START Dataset extract
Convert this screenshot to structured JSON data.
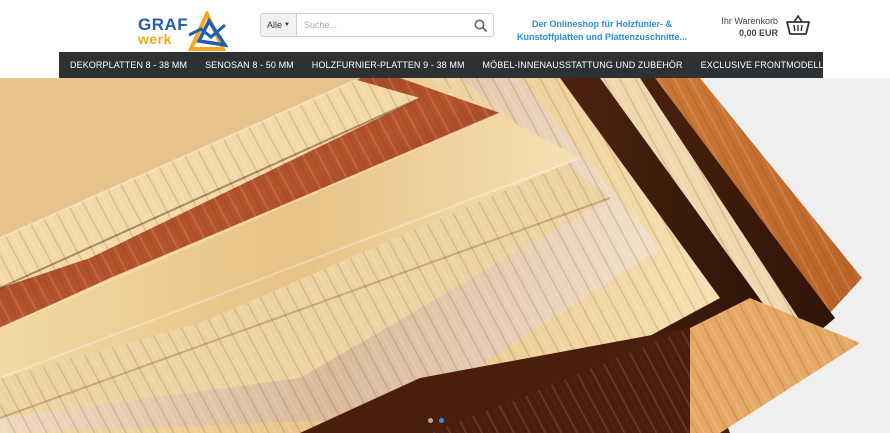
{
  "brand": {
    "logo_line1": "GRAF",
    "logo_line2": "werk",
    "blue": "#1f5fb0",
    "orange": "#f4a91a"
  },
  "search": {
    "category_selected": "Alle",
    "placeholder": "Suche...",
    "icon": "search-icon"
  },
  "tagline": {
    "line1": "Der Onlineshop für Holzfunier- &",
    "line2": "Kunstoffplatten und Plattenzuschnitte..."
  },
  "cart": {
    "label": "Ihr Warenkorb",
    "total": "0,00 EUR",
    "icon": "basket-icon"
  },
  "nav": {
    "items": [
      {
        "label": "DEKORPLATTEN 8 - 38 MM"
      },
      {
        "label": "SENOSAN 8 - 50 MM"
      },
      {
        "label": "HOLZFURNIER-PLATTEN 9 - 38 MM"
      },
      {
        "label": "MÖBEL-INNENAUSSTATTUNG UND ZUBEHÖR"
      },
      {
        "label": "EXCLUSIVE FRONTMODELLE"
      }
    ]
  },
  "colors": {
    "accent": "#2a8fd8",
    "nav_bg": "#2e3133"
  }
}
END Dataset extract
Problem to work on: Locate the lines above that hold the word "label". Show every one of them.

Written solution:
    "label": "Ihr Warenkorb",
        "label": "DEKORPLATTEN 8 - 38 MM"
        "label": "SENOSAN 8 - 50 MM"
        "label": "HOLZFURNIER-PLATTEN 9 - 38 MM"
        "label": "MÖBEL-INNENAUSSTATTUNG UND ZUBEHÖR"
        "label": "EXCLUSIVE FRONTMODELLE"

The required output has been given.